Reproduce the records precisely. Omit every picture.

....

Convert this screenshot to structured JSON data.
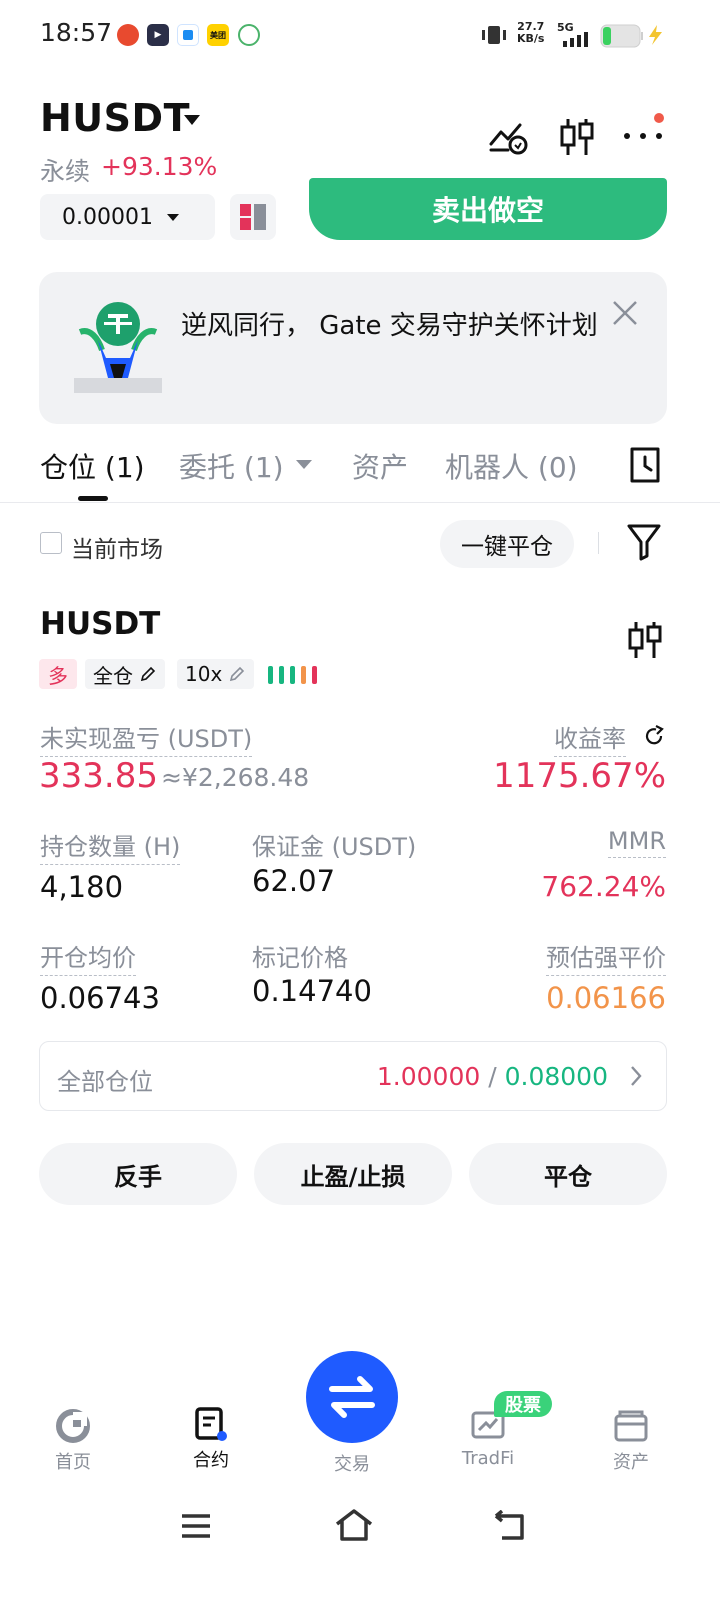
{
  "status_bar": {
    "time": "18:57",
    "net_speed_value": "27.7",
    "net_speed_unit": "KB/s",
    "network": "5G",
    "app_icons": [
      "app-red-icon",
      "app-video-icon",
      "app-blue-icon",
      "meituan-icon",
      "app-green-icon"
    ],
    "meituan_label": "美团"
  },
  "header": {
    "pair": "HUSDT",
    "contract_type": "永续",
    "change": "+93.13%",
    "precision": "0.00001",
    "sell_label": "卖出做空"
  },
  "banner": {
    "text": "逆风同行， Gate 交易守护关怀计划"
  },
  "tabs": [
    {
      "label": "仓位 (1)"
    },
    {
      "label": "委托 (1)"
    },
    {
      "label": "资产"
    },
    {
      "label": "机器人 (0)"
    }
  ],
  "filter": {
    "current_market": "当前市场",
    "close_all": "一键平仓"
  },
  "position": {
    "symbol": "HUSDT",
    "side": "多",
    "margin_mode": "全仓",
    "leverage": "10x",
    "unrealized_label": "未实现盈亏 (USDT)",
    "unrealized_value": "333.85",
    "unrealized_cny": "≈¥2,268.48",
    "roe_label": "收益率",
    "roe_value": "1175.67%",
    "qty_label": "持仓数量 (H)",
    "qty_value": "4,180",
    "margin_label": "保证金 (USDT)",
    "margin_value": "62.07",
    "mmr_label": "MMR",
    "mmr_value": "762.24%",
    "entry_label": "开仓均价",
    "entry_value": "0.06743",
    "mark_label": "标记价格",
    "mark_value": "0.14740",
    "liq_label": "预估强平价",
    "liq_value": "0.06166"
  },
  "all_positions": {
    "label": "全部仓位",
    "long_ratio": "1.00000",
    "separator": "/",
    "short_ratio": "0.08000"
  },
  "actions": {
    "reverse": "反手",
    "tp_sl": "止盈/止损",
    "close": "平仓"
  },
  "bottom_nav": {
    "home": "首页",
    "contract": "合约",
    "trade": "交易",
    "tradfi": "TradFi",
    "tradfi_badge": "股票",
    "assets": "资产"
  },
  "colors": {
    "sell": "#2dbb7e",
    "red": "#e3335a",
    "green": "#17b680",
    "orange": "#f2944a",
    "fab": "#1f5bff"
  }
}
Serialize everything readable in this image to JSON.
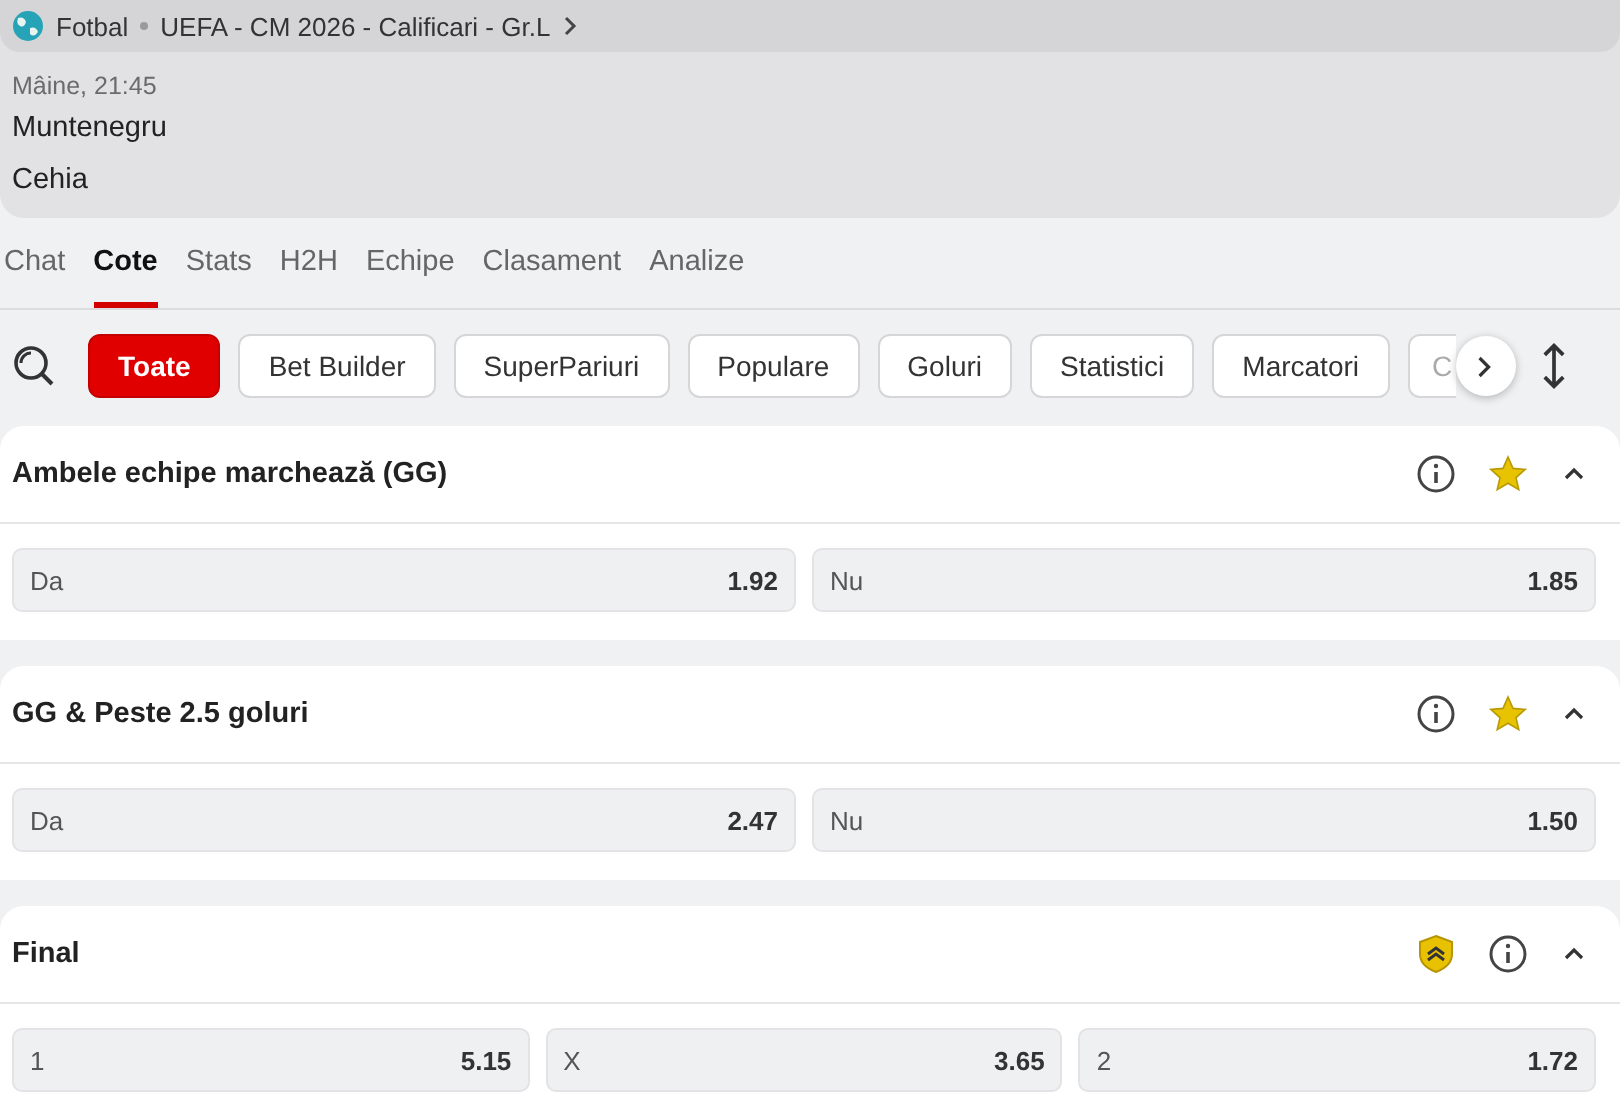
{
  "header": {
    "sport": "Fotbal",
    "competition": "UEFA - CM 2026 - Calificari - Gr.L",
    "time": "Mâine, 21:45",
    "teams": [
      "Muntenegru",
      "Cehia"
    ]
  },
  "tabs": [
    {
      "label": "Chat",
      "selected": false
    },
    {
      "label": "Cote",
      "selected": true
    },
    {
      "label": "Stats",
      "selected": false
    },
    {
      "label": "H2H",
      "selected": false
    },
    {
      "label": "Echipe",
      "selected": false
    },
    {
      "label": "Clasament",
      "selected": false
    },
    {
      "label": "Analize",
      "selected": false
    }
  ],
  "filters": [
    {
      "label": "Toate",
      "selected": true
    },
    {
      "label": "Bet Builder",
      "selected": false
    },
    {
      "label": "SuperPariuri",
      "selected": false
    },
    {
      "label": "Populare",
      "selected": false
    },
    {
      "label": "Goluri",
      "selected": false
    },
    {
      "label": "Statistici",
      "selected": false
    },
    {
      "label": "Marcatori",
      "selected": false
    },
    {
      "label": "C",
      "selected": false
    }
  ],
  "markets": [
    {
      "title": "Ambele echipe marchează (GG)",
      "favorite": true,
      "boosted": false,
      "expanded": true,
      "outcomes": [
        {
          "label": "Da",
          "odds": "1.92"
        },
        {
          "label": "Nu",
          "odds": "1.85"
        }
      ]
    },
    {
      "title": "GG & Peste 2.5 goluri",
      "favorite": true,
      "boosted": false,
      "expanded": true,
      "outcomes": [
        {
          "label": "Da",
          "odds": "2.47"
        },
        {
          "label": "Nu",
          "odds": "1.50"
        }
      ]
    },
    {
      "title": "Final",
      "favorite": false,
      "boosted": true,
      "expanded": true,
      "outcomes": [
        {
          "label": "1",
          "odds": "5.15"
        },
        {
          "label": "X",
          "odds": "3.65"
        },
        {
          "label": "2",
          "odds": "1.72"
        }
      ]
    }
  ]
}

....

(Your response):
Convert this screenshot to structured JSON data.
{
  "status_bar": {
    "time": "18:57",
    "net_speed_value": "27.7",
    "net_speed_unit": "KB/s",
    "network": "5G",
    "app_icons": [
      "app-red-icon",
      "app-video-icon",
      "app-blue-icon",
      "meituan-icon",
      "app-green-icon"
    ],
    "meituan_label": "美团"
  },
  "header": {
    "pair": "HUSDT",
    "contract_type": "永续",
    "change": "+93.13%",
    "precision": "0.00001",
    "sell_label": "卖出做空"
  },
  "banner": {
    "text": "逆风同行， Gate 交易守护关怀计划"
  },
  "tabs": [
    {
      "label": "仓位 (1)"
    },
    {
      "label": "委托 (1)"
    },
    {
      "label": "资产"
    },
    {
      "label": "机器人 (0)"
    }
  ],
  "filter": {
    "current_market": "当前市场",
    "close_all": "一键平仓"
  },
  "position": {
    "symbol": "HUSDT",
    "side": "多",
    "margin_mode": "全仓",
    "leverage": "10x",
    "unrealized_label": "未实现盈亏 (USDT)",
    "unrealized_value": "333.85",
    "unrealized_cny": "≈¥2,268.48",
    "roe_label": "收益率",
    "roe_value": "1175.67%",
    "qty_label": "持仓数量 (H)",
    "qty_value": "4,180",
    "margin_label": "保证金 (USDT)",
    "margin_value": "62.07",
    "mmr_label": "MMR",
    "mmr_value": "762.24%",
    "entry_label": "开仓均价",
    "entry_value": "0.06743",
    "mark_label": "标记价格",
    "mark_value": "0.14740",
    "liq_label": "预估强平价",
    "liq_value": "0.06166"
  },
  "all_positions": {
    "label": "全部仓位",
    "long_ratio": "1.00000",
    "separator": "/",
    "short_ratio": "0.08000"
  },
  "actions": {
    "reverse": "反手",
    "tp_sl": "止盈/止损",
    "close": "平仓"
  },
  "bottom_nav": {
    "home": "首页",
    "contract": "合约",
    "trade": "交易",
    "tradfi": "TradFi",
    "tradfi_badge": "股票",
    "assets": "资产"
  },
  "colors": {
    "sell": "#2dbb7e",
    "red": "#e3335a",
    "green": "#17b680",
    "orange": "#f2944a",
    "fab": "#1f5bff"
  }
}
Serialize everything readable in this image to JSON.
{
  "header": {
    "sport": "Fotbal",
    "competition": "UEFA - CM 2026 - Calificari - Gr.L",
    "time": "Mâine, 21:45",
    "teams": [
      "Muntenegru",
      "Cehia"
    ]
  },
  "tabs": [
    {
      "label": "Chat",
      "selected": false
    },
    {
      "label": "Cote",
      "selected": true
    },
    {
      "label": "Stats",
      "selected": false
    },
    {
      "label": "H2H",
      "selected": false
    },
    {
      "label": "Echipe",
      "selected": false
    },
    {
      "label": "Clasament",
      "selected": false
    },
    {
      "label": "Analize",
      "selected": false
    }
  ],
  "filters": [
    {
      "label": "Toate",
      "selected": true
    },
    {
      "label": "Bet Builder",
      "selected": false
    },
    {
      "label": "SuperPariuri",
      "selected": false
    },
    {
      "label": "Populare",
      "selected": false
    },
    {
      "label": "Goluri",
      "selected": false
    },
    {
      "label": "Statistici",
      "selected": false
    },
    {
      "label": "Marcatori",
      "selected": false
    },
    {
      "label": "C",
      "selected": false
    }
  ],
  "markets": [
    {
      "title": "Ambele echipe marchează (GG)",
      "favorite": true,
      "boosted": false,
      "expanded": true,
      "outcomes": [
        {
          "label": "Da",
          "odds": "1.92"
        },
        {
          "label": "Nu",
          "odds": "1.85"
        }
      ]
    },
    {
      "title": "GG & Peste 2.5 goluri",
      "favorite": true,
      "boosted": false,
      "expanded": true,
      "outcomes": [
        {
          "label": "Da",
          "odds": "2.47"
        },
        {
          "label": "Nu",
          "odds": "1.50"
        }
      ]
    },
    {
      "title": "Final",
      "favorite": false,
      "boosted": true,
      "expanded": true,
      "outcomes": [
        {
          "label": "1",
          "odds": "5.15"
        },
        {
          "label": "X",
          "odds": "3.65"
        },
        {
          "label": "2",
          "odds": "1.72"
        }
      ]
    }
  ]
}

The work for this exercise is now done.